For every day in 2008, Jeff Kennedy created a picture of a fishing fly. Every single day.
The project started as an effort to hone his craft but evolved into a way to connect with a loyal community of fly-fishing enthusiasts and artists via the blog to which he posted his work.
A majority of the flies were done with watercolors, but Kennedy also used food, hot glue and snow to design his art. The finished collection includes traditional renderings, a connect-the-dots fly, and one created on a Wolly Bugger magnet pad.
The work has been well-received. Kennedy’s flies have been turned into wine labels and tattoos and are available as a collection in his self-published book “Drawing Flies 365.”
As part of other projects, Kennedy also has designed Brook, fly fishing’s original pin-up girl, and has had paintings featured in the Algonquin Public Arts program.
For his latest long-term project, Kennedy and artist Jason Borger create individual renderings of the same fly and then post them online each Thursday.
The Algonquin resident recently met with Northwest Herald reporter Crystal Lindell in his at-home studio, where pictures of flies and fish dotted the shelves. Kennedy talked about his inspiration, blogging and being a fly on the wall.
Lindell: Tell me about the project.
Jeff Kennedy: I wanted to push myself artistically. ... I tie my own flies, and I wanted to fuse the two [interests], and I just needed a way to challenge myself. I did stuff in snow. I made stuff out of food. You have to get creative when you have to do 365 of them.
Lindell: Why did you decide to start the blog?
Kennedy: I wanted to hold myself accountable. Then people started reading it, and then I really had to do it every day. I couldn’t let them down.
There’s days when I’d be working all day and didn’t want to do it. But some of my best creativity came from those days. ... I still maintain the blog.
Lindell: Did you give the project a lot of thought, or did you just decide to do it?

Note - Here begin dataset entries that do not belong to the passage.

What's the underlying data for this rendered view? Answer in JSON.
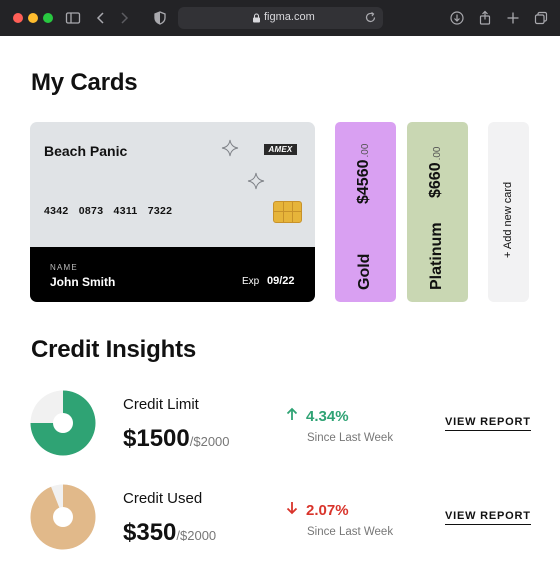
{
  "browser": {
    "url": "figma.com"
  },
  "cards_section": {
    "title": "My Cards",
    "main_card": {
      "bank_name": "Beach Panic",
      "brand": "AMEX",
      "number": "4342 0873 4311 7322",
      "name_label": "NAME",
      "holder_name": "John Smith",
      "exp_label": "Exp",
      "exp_value": "09/22"
    },
    "gold_card": {
      "amount": "$4560",
      "cents": ".00",
      "tier": "Gold",
      "color": "#d9a0f2"
    },
    "platinum_card": {
      "amount": "$660",
      "cents": ".00",
      "tier": "Platinum",
      "color": "#c9d7b3"
    },
    "add_card_label": "+ Add new card"
  },
  "insights_section": {
    "title": "Credit Insights",
    "items": [
      {
        "label": "Credit Limit",
        "amount": "$1500",
        "limit": "/$2000",
        "change": "4.34%",
        "direction": "up",
        "since": "Since Last Week",
        "report_label": "VIEW REPORT",
        "pie_fraction": 0.75,
        "pie_color": "#2fa374",
        "change_color": "#2fa374"
      },
      {
        "label": "Credit Used",
        "amount": "$350",
        "limit": "/$2000",
        "change": "2.07%",
        "direction": "down",
        "since": "Since Last Week",
        "report_label": "VIEW REPORT",
        "pie_fraction": 0.94,
        "pie_color": "#e1b98a",
        "change_color": "#d9342b"
      }
    ]
  }
}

Kennedy: I mulled it around in my head. I had a whole year in front of me. It’s daunting at times. The thing about it was, you do anything every day for a year, you get better at it. ... It was just experimentation and not being afraid to experiment. I posted good and bad. ... A lot of times, the ones I thought were terrible sold.

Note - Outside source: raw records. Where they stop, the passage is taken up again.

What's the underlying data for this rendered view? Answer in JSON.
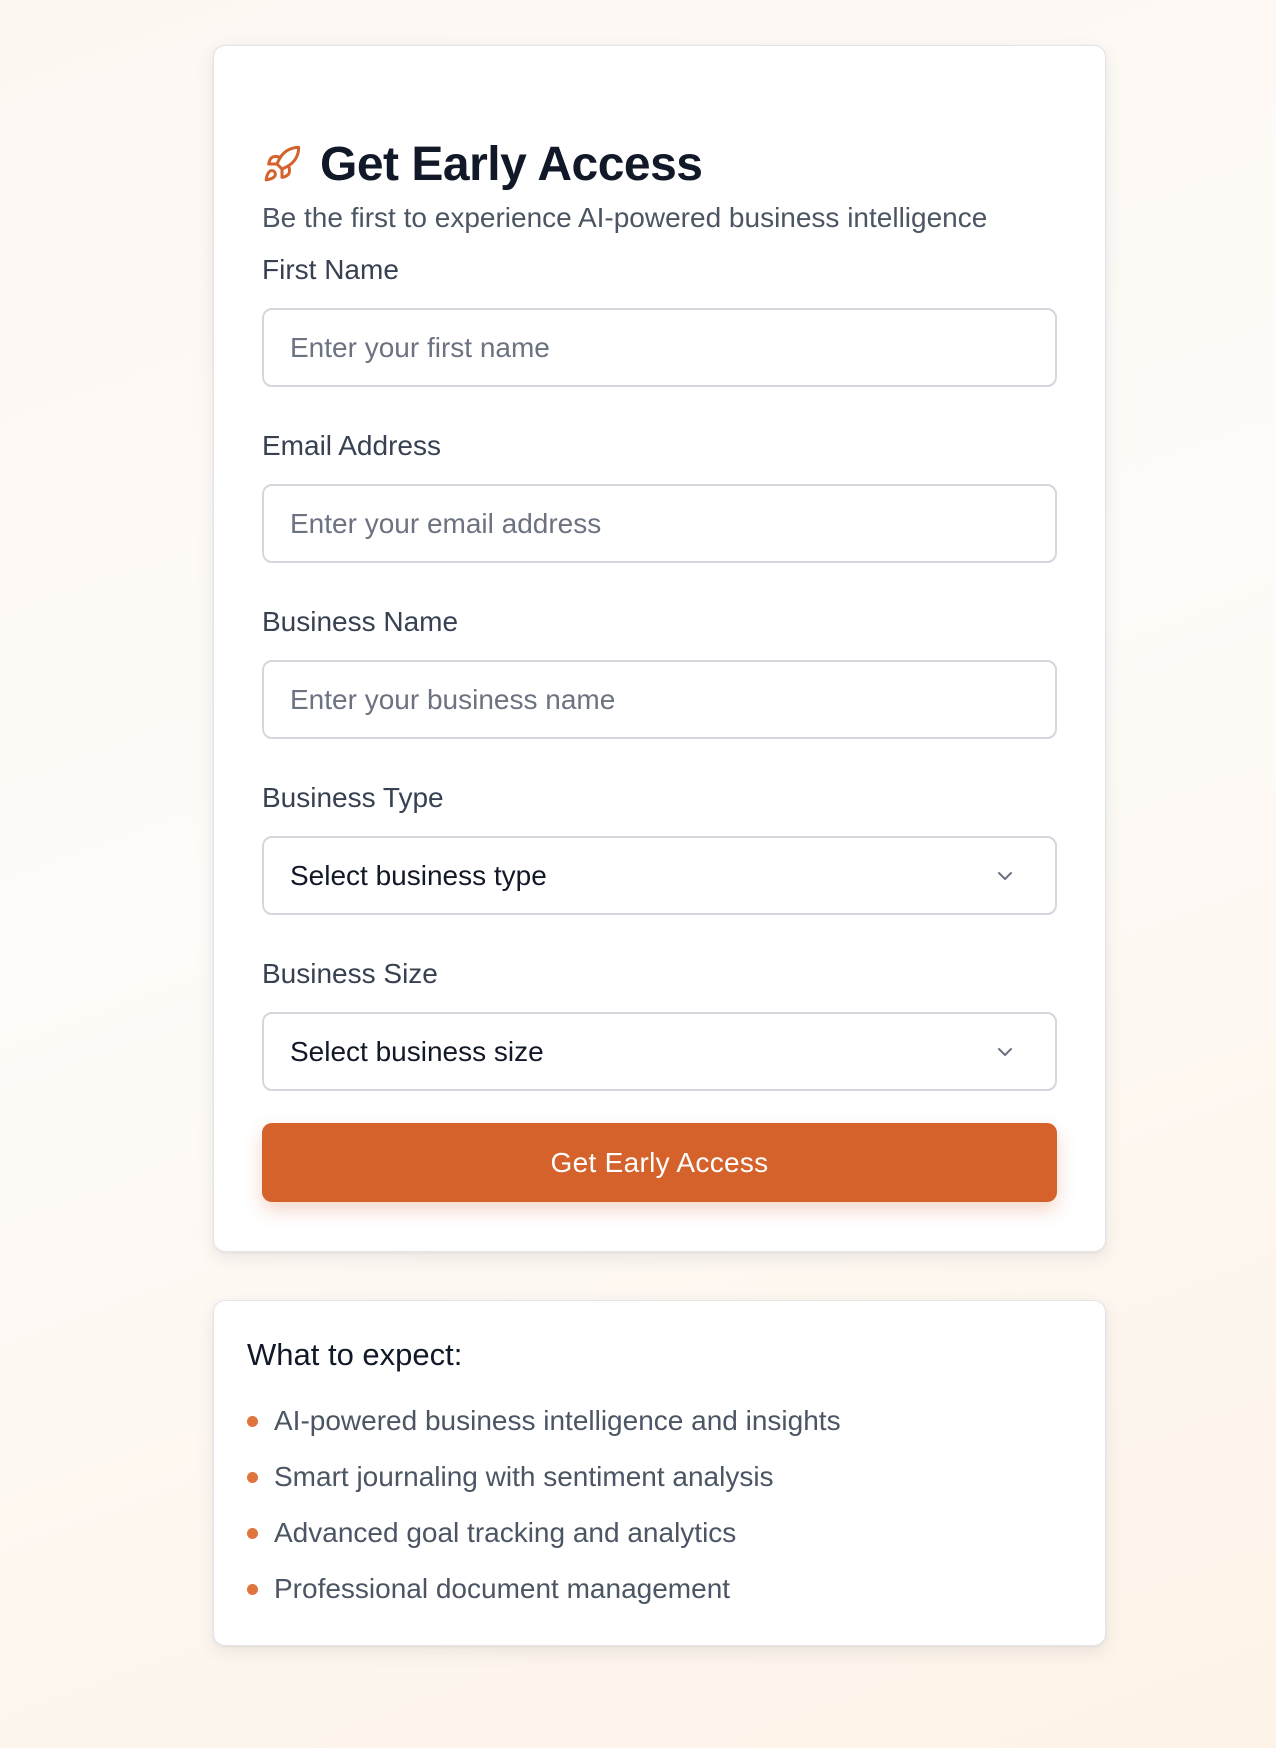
{
  "colors": {
    "accent": "#d5612b",
    "bullet": "#e0743d",
    "title": "#111827",
    "muted": "#4b5563"
  },
  "header": {
    "icon": "rocket-icon",
    "title": "Get Early Access",
    "subtitle": "Be the first to experience AI-powered business intelligence"
  },
  "form": {
    "first_name": {
      "label": "First Name",
      "placeholder": "Enter your first name",
      "value": ""
    },
    "email": {
      "label": "Email Address",
      "placeholder": "Enter your email address",
      "value": ""
    },
    "business_name": {
      "label": "Business Name",
      "placeholder": "Enter your business name",
      "value": ""
    },
    "business_type": {
      "label": "Business Type",
      "selected": "Select business type",
      "icon": "chevron-down-icon"
    },
    "business_size": {
      "label": "Business Size",
      "selected": "Select business size",
      "icon": "chevron-down-icon"
    },
    "submit_label": "Get Early Access"
  },
  "expect": {
    "title": "What to expect:",
    "items": [
      "AI-powered business intelligence and insights",
      "Smart journaling with sentiment analysis",
      "Advanced goal tracking and analytics",
      "Professional document management"
    ]
  }
}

Lindell: Do you think some people kind of just think that people are either talented artists or they’re not? You seem to think that you can work at it.
Kennedy: Oh yeah. You look at any famous artist, they’ve been working at it. You just can’t get discouraged. ... There’s always the next day.

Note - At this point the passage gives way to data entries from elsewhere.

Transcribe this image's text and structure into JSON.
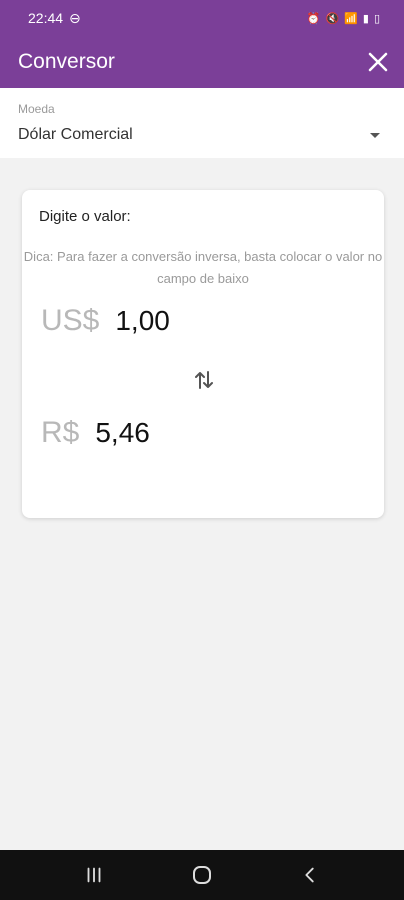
{
  "status": {
    "time": "22:44"
  },
  "appbar": {
    "title": "Conversor"
  },
  "currency": {
    "label": "Moeda",
    "selected": "Dólar Comercial"
  },
  "card": {
    "title": "Digite o valor:",
    "hint": "Dica: Para fazer a conversão inversa, basta colocar o valor no campo de baixo",
    "from": {
      "symbol": "US$",
      "value": "1,00"
    },
    "to": {
      "symbol": "R$",
      "value": "5,46"
    }
  },
  "colors": {
    "primary": "#7b3f98",
    "background": "#f2f2f2"
  },
  "icons": {
    "close": "close-icon",
    "dropdown": "chevron-down-icon",
    "swap": "swap-icon",
    "nav_recent": "recent-apps-icon",
    "nav_home": "home-icon",
    "nav_back": "back-icon"
  }
}
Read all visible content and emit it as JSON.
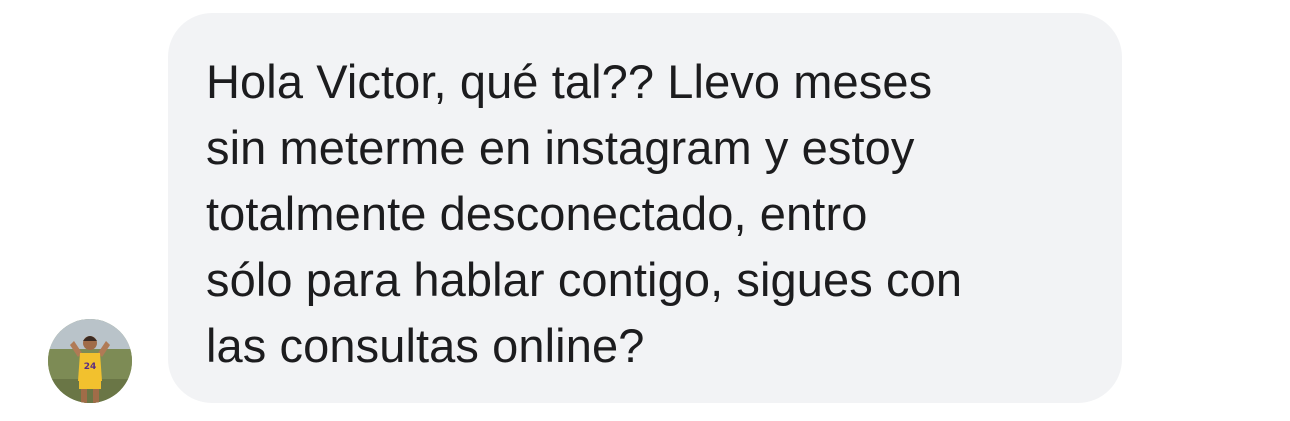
{
  "conversation": {
    "incoming_message": {
      "text": "Hola Victor, qué tal?? Llevo meses\nsin meterme en instagram y estoy\ntotalmente desconectado, entro\nsólo para hablar contigo, sigues con\nlas consultas online?"
    }
  },
  "colors": {
    "bubble_background": "#f2f3f5",
    "message_text": "#1c1c1e",
    "page_background": "#ffffff"
  },
  "icons": {
    "avatar": "sender-avatar"
  }
}
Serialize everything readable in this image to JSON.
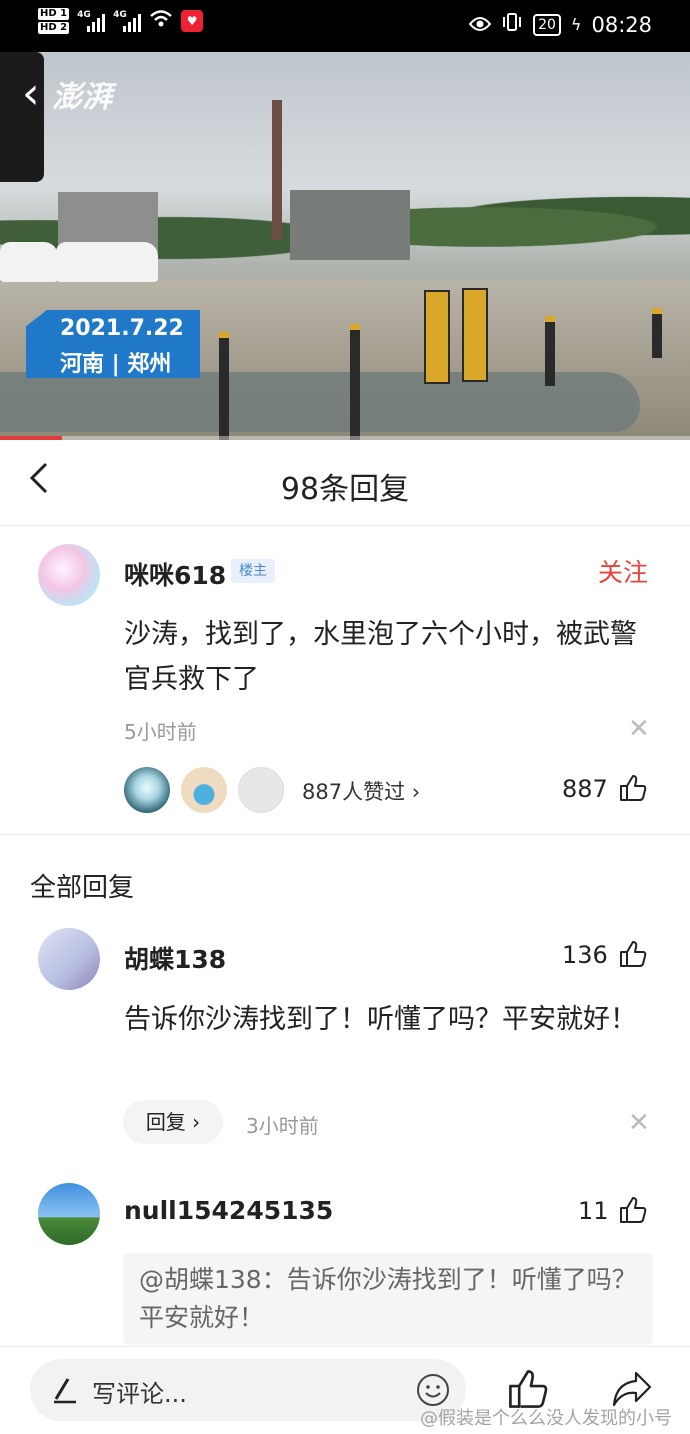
{
  "status_bar": {
    "hd1": "HD 1",
    "hd2": "HD 2",
    "net1": "4G",
    "net2": "4G",
    "battery": "20",
    "time": "08:28"
  },
  "video": {
    "logo": "澎湃",
    "date": "2021.7.22",
    "location": "河南 | 郑州",
    "progress": 0.09
  },
  "header": {
    "title": "98条回复"
  },
  "main_comment": {
    "username": "咪咪618",
    "owner_tag": "楼主",
    "follow_label": "关注",
    "text": "沙涛，找到了，水里泡了六个小时，被武警官兵救下了",
    "time": "5小时前",
    "likers_text": "887人赞过 ›",
    "like_count": "887"
  },
  "section_title": "全部回复",
  "replies": [
    {
      "username": "胡蝶138",
      "like_count": "136",
      "text": "告诉你沙涛找到了！听懂了吗？平安就好！",
      "reply_label": "回复 ›",
      "time": "3小时前"
    },
    {
      "username": "null154245135",
      "like_count": "11",
      "quote": "@胡蝶138：告诉你沙涛找到了！听懂了吗？平安就好！"
    }
  ],
  "bottom_bar": {
    "placeholder": "写评论..."
  },
  "watermark": "@假装是个么么没人发现的小号",
  "colors": {
    "accent_red": "#e8433a",
    "tag_blue": "#1f78c8",
    "owner_tag_text": "#4a86c8"
  },
  "icons": [
    "back-icon",
    "close-icon",
    "thumb-up-icon",
    "edit-pen-icon",
    "emoji-icon",
    "share-icon",
    "wifi-icon",
    "eye-icon",
    "vibrate-icon"
  ]
}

Lindell: How did you feel on the last day of the project?
Kennedy: It was mixed emotions. It was, “Tomorrow I don’t have to do a fly, and I accomplished a goal and I didn’t miss a beat.” And there was a bit of sadness. ... I could do this for 20 years and still never run out of flies.
You know, fly fishing is a lot like art. There’s a rare few that can say they are masters because it’s a constant journey. ... You have to fail to learn.
Lindell: If you could be a fly on the wall somewhere, where would you want to be?
Kennedy: In a fly shop, because you hear all the stories. ... It’d have to be out West, though.
The Kennedy lowdown
Family: Wife Janine; sons Ryan, 18, and Colin, 14.
Web site: http://jeffkennedystudio.com/.
Blog, with all 365 flies: http://drawingflies365.blogspot.com.
Favorite food: Breakfast burrito.